- Task statement: Report each line below that carries the word "value".
++++++
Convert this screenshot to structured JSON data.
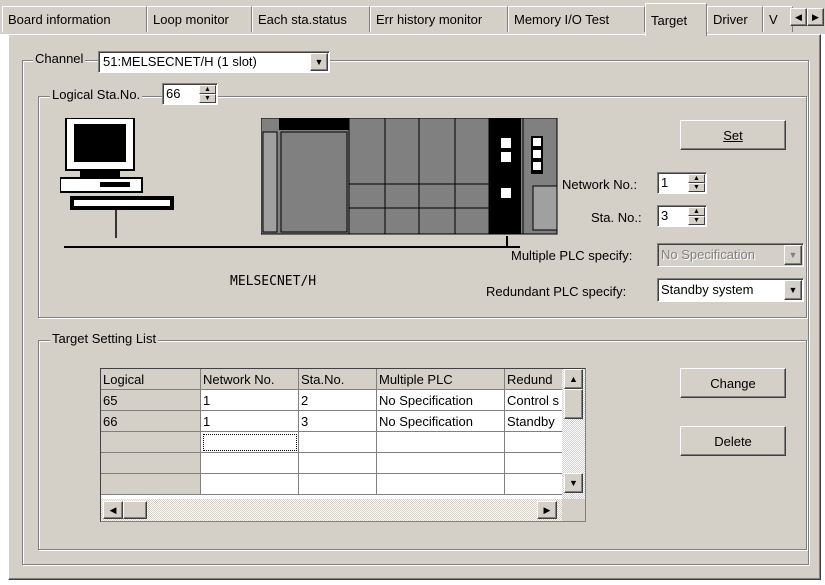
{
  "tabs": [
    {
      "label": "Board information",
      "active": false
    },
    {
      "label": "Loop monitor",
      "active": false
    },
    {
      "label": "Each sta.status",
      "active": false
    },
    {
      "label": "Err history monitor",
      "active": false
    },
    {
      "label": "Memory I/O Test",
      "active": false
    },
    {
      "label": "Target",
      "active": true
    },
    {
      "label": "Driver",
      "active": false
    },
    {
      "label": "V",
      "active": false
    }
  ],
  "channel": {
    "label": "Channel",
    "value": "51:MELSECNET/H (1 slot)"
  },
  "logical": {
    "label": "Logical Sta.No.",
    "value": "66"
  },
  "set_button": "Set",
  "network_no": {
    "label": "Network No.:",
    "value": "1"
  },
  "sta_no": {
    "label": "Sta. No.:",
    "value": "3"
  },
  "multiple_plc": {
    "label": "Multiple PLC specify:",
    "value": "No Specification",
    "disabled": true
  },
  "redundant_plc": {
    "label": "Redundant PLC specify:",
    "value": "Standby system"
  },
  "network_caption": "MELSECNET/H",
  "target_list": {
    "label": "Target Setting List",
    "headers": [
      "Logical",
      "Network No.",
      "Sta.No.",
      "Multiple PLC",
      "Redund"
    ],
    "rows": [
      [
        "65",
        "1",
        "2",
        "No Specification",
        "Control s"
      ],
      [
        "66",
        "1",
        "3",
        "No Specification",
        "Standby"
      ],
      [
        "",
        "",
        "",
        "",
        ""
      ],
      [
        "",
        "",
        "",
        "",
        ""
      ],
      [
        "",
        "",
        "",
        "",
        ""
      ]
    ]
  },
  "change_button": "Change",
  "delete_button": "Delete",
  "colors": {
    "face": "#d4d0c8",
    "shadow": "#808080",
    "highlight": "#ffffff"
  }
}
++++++
- Response to this exercise:
    "value": "51:MELSECNET/H (1 slot)"
    "value": "66"
    "value": "1"
    "value": "3"
    "value": "No Specification",
    "value": "Standby system"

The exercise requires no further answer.